▸ Prompt: Collect each line of the records containing the string "Containers".

▸ Data provided:
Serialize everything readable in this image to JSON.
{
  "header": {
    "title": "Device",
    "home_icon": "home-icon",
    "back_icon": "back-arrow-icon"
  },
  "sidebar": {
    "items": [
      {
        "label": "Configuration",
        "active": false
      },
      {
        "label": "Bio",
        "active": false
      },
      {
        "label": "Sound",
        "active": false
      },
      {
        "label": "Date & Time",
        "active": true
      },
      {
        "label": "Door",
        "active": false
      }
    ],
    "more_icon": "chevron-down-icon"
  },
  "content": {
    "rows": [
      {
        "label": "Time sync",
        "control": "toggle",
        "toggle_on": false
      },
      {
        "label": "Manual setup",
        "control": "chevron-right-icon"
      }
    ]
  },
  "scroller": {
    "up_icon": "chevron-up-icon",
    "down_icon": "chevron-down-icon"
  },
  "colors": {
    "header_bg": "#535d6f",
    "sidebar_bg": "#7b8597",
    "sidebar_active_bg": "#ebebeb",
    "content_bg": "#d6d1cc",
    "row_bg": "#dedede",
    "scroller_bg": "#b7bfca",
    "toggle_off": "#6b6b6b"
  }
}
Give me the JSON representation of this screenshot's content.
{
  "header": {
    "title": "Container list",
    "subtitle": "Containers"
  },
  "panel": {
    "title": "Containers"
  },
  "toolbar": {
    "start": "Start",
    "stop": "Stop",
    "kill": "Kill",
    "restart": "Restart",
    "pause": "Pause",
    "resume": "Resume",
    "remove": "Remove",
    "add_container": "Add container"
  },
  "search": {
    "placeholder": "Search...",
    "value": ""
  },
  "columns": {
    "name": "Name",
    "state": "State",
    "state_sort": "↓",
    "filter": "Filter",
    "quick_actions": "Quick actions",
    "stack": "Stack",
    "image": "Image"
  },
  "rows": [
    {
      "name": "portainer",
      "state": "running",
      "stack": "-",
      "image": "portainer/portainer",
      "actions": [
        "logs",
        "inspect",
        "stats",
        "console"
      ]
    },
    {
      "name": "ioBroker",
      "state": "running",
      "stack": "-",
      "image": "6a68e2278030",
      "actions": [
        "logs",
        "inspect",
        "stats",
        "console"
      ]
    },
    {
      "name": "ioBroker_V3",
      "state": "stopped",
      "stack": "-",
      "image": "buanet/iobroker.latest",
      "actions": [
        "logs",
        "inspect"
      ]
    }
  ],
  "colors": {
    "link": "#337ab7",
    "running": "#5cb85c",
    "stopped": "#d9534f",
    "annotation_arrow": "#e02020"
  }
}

▸ Written solution:
    "subtitle": "Containers"
    "title": "Containers"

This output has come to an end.